We are pleased to announce our comment and call to action for mothers who have been trafficked or in sex work and their children has been published by The Lancet Global Health, May 12, 2016.
Two very critical health and human rights issues related to sex work have been neglected globally: maternal morbidity and mortality among female sex workers and the health and wellbeing of their children. It is time to recognise the need for, and right to, maternal and child health services for female sex workers and their children.
The health and social well-being of female sex workers’ children in Bangladesh: A qualitative study from Dhaka, Chittagong, and Sylhet. Brian Willis, Ian Hodgson, and Ronnie Lovich. Vulnerable Children And Youth Studies Vol. 9 , Iss. 2,2014
We conducted this study in three cities in Bangladesh in 2010 in partnership with Save the Children USA. Among the most important findings from this study is that, according to the FSW who are mothers, 100% of their daughters are trafficked into prostitution, many of the daughters become pregnancy, and if they give birth they often have to give their infant to the madam who operates the brothels.

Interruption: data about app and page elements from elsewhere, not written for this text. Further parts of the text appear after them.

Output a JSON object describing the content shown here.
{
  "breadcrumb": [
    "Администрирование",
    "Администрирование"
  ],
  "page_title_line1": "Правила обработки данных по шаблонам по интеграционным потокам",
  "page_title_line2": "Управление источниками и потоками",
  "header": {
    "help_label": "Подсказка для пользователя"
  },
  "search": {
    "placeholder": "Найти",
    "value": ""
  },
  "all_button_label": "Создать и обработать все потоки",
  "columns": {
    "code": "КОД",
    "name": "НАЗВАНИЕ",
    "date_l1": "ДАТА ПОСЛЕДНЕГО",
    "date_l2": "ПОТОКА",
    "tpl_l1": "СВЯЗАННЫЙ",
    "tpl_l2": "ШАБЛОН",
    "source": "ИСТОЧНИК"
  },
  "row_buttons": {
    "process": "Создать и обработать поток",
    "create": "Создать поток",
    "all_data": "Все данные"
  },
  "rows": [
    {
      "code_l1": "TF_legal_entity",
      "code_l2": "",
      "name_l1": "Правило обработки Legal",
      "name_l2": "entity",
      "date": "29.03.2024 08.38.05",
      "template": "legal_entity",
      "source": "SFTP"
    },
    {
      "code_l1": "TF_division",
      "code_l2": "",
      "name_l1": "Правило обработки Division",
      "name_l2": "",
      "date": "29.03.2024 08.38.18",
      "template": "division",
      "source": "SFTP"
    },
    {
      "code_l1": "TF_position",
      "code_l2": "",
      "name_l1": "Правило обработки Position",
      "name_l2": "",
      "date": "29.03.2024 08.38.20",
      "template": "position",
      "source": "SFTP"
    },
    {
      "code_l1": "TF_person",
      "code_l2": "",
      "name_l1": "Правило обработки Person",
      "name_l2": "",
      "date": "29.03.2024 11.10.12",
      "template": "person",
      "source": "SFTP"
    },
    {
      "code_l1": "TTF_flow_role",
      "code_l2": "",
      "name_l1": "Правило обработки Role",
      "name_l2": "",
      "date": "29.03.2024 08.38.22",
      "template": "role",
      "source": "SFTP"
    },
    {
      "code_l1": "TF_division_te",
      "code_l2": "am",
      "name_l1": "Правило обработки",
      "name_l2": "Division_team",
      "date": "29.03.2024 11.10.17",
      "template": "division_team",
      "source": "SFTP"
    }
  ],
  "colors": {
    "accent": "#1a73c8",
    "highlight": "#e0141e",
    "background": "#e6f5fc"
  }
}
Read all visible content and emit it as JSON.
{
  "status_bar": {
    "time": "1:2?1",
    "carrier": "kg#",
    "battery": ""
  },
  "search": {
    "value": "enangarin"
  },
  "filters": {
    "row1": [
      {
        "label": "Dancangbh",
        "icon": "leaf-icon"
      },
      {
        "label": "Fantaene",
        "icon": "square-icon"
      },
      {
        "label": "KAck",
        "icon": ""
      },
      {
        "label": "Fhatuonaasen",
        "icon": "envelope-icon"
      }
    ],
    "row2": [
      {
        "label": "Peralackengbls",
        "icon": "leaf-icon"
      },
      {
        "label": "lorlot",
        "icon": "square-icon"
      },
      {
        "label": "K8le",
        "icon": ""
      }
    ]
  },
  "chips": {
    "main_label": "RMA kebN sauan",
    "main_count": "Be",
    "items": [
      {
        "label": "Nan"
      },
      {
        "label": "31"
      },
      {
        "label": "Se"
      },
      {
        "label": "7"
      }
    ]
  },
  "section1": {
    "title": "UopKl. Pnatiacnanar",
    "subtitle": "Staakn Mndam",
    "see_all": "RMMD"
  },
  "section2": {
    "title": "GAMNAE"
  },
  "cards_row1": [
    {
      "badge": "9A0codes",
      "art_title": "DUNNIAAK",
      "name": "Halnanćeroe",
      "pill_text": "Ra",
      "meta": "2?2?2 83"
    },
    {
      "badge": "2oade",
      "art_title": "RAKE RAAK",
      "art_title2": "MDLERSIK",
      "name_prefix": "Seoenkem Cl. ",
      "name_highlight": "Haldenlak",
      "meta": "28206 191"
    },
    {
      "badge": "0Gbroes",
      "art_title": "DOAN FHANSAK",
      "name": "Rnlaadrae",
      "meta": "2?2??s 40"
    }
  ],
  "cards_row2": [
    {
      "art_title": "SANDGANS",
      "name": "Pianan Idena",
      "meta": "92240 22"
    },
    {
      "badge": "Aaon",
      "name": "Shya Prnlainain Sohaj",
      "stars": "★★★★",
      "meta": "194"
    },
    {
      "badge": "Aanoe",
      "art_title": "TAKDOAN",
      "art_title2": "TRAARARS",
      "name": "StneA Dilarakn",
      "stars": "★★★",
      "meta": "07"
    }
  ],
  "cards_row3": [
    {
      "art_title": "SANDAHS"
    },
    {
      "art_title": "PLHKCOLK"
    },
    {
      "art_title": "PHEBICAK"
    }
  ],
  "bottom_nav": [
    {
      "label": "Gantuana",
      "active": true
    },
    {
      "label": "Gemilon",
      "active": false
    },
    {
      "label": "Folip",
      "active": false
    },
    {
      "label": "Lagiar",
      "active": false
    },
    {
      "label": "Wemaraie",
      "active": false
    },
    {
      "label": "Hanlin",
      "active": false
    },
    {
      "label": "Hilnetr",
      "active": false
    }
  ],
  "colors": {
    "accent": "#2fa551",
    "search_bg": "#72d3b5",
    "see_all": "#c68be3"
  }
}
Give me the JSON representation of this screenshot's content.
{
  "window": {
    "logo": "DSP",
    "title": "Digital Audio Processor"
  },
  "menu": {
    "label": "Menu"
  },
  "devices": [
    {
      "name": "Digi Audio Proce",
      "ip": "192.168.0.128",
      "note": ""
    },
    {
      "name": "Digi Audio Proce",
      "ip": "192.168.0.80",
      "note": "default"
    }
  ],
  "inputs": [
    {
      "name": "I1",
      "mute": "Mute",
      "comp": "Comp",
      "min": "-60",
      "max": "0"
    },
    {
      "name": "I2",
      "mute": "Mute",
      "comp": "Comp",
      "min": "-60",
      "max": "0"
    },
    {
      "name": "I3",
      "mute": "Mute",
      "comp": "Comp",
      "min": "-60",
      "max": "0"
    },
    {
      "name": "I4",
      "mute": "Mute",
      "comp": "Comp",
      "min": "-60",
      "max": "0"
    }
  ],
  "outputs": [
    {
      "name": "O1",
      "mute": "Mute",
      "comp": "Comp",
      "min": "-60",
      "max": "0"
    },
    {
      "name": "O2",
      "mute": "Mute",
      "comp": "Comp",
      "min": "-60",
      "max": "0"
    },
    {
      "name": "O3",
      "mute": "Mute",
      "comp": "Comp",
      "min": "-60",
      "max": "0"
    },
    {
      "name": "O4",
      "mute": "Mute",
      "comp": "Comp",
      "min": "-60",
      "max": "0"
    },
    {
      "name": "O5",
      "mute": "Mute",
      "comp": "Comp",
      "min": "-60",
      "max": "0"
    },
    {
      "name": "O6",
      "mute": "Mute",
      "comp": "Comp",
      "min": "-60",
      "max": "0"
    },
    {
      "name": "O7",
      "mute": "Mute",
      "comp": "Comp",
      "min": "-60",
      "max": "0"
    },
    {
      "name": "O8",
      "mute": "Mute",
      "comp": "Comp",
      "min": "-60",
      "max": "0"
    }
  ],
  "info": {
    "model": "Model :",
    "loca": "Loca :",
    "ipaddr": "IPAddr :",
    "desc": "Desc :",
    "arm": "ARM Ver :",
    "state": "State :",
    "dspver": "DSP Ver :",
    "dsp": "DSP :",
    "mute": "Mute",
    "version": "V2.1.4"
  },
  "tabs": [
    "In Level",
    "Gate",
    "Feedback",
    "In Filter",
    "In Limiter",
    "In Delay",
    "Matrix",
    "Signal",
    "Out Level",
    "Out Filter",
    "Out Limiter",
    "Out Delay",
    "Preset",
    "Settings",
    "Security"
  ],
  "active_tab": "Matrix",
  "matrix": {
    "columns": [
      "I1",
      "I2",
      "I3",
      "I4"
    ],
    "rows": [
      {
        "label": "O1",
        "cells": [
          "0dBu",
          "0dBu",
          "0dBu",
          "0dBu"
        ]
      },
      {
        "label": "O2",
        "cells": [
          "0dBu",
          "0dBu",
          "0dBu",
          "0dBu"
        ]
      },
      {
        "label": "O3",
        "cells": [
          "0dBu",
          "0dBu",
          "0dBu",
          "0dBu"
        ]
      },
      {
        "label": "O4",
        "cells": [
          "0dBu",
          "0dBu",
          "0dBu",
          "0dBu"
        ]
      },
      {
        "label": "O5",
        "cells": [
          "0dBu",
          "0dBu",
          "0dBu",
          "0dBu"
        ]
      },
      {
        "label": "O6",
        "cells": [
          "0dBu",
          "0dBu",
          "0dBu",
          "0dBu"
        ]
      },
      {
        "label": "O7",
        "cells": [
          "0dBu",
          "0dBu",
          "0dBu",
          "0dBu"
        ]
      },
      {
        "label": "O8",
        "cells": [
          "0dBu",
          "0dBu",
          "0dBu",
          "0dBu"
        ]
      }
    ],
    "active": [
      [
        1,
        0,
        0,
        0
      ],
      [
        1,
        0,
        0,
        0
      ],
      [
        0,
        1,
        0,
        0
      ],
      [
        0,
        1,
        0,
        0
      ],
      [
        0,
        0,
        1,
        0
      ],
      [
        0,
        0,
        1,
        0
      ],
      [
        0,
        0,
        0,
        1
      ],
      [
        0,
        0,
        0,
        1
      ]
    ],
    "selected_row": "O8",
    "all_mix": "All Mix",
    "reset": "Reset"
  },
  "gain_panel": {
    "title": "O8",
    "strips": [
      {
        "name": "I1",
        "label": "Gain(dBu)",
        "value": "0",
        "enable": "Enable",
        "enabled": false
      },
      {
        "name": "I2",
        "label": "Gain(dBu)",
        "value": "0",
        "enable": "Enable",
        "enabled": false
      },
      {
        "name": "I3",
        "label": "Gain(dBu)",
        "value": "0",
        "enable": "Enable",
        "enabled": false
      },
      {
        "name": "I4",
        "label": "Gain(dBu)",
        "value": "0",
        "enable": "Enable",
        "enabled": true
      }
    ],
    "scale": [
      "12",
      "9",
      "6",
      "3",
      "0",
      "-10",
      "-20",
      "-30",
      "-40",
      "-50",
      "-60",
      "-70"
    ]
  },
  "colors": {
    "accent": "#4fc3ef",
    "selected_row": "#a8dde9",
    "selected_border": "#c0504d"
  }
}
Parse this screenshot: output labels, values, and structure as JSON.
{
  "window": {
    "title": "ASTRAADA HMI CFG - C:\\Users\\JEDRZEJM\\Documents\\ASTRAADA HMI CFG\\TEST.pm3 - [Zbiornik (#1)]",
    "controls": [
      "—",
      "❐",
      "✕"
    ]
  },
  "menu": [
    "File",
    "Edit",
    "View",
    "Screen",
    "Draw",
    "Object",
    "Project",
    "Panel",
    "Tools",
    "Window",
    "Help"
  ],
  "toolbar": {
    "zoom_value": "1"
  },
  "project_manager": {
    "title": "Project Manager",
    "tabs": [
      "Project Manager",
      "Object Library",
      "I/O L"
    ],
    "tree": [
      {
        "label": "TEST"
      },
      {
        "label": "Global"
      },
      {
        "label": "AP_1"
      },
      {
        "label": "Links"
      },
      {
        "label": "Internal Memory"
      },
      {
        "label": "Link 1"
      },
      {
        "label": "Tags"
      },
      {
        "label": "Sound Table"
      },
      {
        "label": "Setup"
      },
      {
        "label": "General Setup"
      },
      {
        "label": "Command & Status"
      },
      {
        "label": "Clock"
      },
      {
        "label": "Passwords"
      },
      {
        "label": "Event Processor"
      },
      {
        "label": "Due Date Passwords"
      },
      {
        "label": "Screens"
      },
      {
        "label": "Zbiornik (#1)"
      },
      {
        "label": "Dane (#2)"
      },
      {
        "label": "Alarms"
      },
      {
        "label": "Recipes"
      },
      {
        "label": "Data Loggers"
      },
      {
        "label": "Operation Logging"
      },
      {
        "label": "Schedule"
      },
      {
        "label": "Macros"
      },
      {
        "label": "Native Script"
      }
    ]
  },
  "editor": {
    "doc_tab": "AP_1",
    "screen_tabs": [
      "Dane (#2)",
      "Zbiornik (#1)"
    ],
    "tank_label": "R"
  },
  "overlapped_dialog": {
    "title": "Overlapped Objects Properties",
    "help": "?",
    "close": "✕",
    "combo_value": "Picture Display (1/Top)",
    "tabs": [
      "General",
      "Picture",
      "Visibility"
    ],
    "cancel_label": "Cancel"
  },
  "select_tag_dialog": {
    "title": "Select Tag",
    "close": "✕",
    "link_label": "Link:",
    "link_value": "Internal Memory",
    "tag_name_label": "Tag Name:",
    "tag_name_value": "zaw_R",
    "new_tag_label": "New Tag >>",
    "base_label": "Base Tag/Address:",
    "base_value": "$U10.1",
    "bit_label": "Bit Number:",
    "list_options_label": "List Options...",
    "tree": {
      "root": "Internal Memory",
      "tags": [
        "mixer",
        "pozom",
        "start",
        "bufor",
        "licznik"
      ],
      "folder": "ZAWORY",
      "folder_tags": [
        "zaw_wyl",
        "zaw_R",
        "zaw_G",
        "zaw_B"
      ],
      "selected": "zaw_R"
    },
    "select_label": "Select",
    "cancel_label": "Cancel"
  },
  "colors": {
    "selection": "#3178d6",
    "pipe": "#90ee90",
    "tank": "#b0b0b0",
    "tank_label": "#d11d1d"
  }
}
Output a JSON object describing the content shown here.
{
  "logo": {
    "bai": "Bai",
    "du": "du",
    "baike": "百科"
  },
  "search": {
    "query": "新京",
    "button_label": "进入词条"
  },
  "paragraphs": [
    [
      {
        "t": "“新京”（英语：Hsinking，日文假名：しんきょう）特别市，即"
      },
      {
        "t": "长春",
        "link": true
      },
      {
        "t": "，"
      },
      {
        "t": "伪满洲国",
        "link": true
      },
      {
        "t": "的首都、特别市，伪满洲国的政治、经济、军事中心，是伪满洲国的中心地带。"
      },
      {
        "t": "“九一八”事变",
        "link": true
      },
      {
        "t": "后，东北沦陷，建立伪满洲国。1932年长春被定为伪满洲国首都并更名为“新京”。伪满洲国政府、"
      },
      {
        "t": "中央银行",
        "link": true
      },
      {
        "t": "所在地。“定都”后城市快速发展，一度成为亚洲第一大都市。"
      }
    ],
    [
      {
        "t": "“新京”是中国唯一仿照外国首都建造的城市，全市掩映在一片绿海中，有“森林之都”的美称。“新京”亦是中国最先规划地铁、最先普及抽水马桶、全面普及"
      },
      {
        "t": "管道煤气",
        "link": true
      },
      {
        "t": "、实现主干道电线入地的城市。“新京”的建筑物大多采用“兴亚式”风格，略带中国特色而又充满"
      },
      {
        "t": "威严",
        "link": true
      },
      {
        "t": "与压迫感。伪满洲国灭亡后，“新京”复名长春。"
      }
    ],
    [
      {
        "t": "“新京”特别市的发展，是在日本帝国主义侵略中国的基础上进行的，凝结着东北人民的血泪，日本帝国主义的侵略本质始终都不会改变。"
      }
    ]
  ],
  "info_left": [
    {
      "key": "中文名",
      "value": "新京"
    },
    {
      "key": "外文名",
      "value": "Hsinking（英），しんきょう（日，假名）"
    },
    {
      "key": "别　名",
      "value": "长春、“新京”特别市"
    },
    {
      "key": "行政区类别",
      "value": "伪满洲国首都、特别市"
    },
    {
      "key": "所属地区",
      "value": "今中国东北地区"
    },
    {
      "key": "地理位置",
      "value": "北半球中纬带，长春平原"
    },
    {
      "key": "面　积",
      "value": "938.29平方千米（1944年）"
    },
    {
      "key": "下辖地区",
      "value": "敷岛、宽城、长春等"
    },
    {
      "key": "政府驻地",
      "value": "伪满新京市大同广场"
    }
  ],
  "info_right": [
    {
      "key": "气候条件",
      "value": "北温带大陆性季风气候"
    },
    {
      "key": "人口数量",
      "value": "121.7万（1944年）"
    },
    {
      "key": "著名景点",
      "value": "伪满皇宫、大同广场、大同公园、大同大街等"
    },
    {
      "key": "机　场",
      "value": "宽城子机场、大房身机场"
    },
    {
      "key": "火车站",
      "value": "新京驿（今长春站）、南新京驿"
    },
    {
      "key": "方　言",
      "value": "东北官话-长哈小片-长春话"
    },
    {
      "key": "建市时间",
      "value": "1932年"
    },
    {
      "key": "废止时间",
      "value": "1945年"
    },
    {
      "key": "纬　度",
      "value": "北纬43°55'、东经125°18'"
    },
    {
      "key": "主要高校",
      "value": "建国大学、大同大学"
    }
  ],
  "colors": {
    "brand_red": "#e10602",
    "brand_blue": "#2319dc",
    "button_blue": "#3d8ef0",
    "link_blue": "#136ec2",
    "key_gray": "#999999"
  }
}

Willis B. The global public health impact of sex work: a call for research. The Lancet Global Health 2013;e68. doi:10.1016/S2214-109X(13)70011-1.
Monique M. Hennink & Solveig A. Cunningham (2011): Health of Home-based Sex Workers and Their Children in Rural Andhra Pradesh, India, Asian Population Studies, 7:2, 157-173.
One of our Advisors, Dr. Ginny Feldman, and Brian, conducted this study with the local NGO, BIRDS, in 2006. The results were published by two of our colleagues at the Rollins School of Public Health.
Gwadz MV, Gostnell K, Smolenski C, Willis B, Nish D, Nolan TC, Tharaken M, Ritchie AS. The initiation of homeless youth into the street economy. J Adolesc. 2009;32:357-77. doi: 10.1016/j.adolescence.2008.01.004. Epub 2008 Aug 28.
While this study included a board ranges of health and social problems experienced by homeless youth on the street, our component of the study focused on pregnancy and girls who were sexually exploited on the street. This situation underscores a poorly recognized aspect of sexual exploitation of homeless and street-based adolescent girls.
The Public Health Impact of Sex Trafficking. Trafficking in Persons Report. U.S. State Department. June 2006.
Willis B, Levy B. Child Prostitution: global health burden, research needs, and interventions. Lancet. 2002;359:1417-1421.
Our first study to address the situation of mothers who are trafficked or in sex work and their children dates to 2002 when my colleague, Dr. Barry Levy, and Brian published the first ever study to estimate the global public health impact of child prostitution. We specifically included the potential impact of maternal morbidity and mortality among trafficked adolescent girls and neonatal deaths among their children.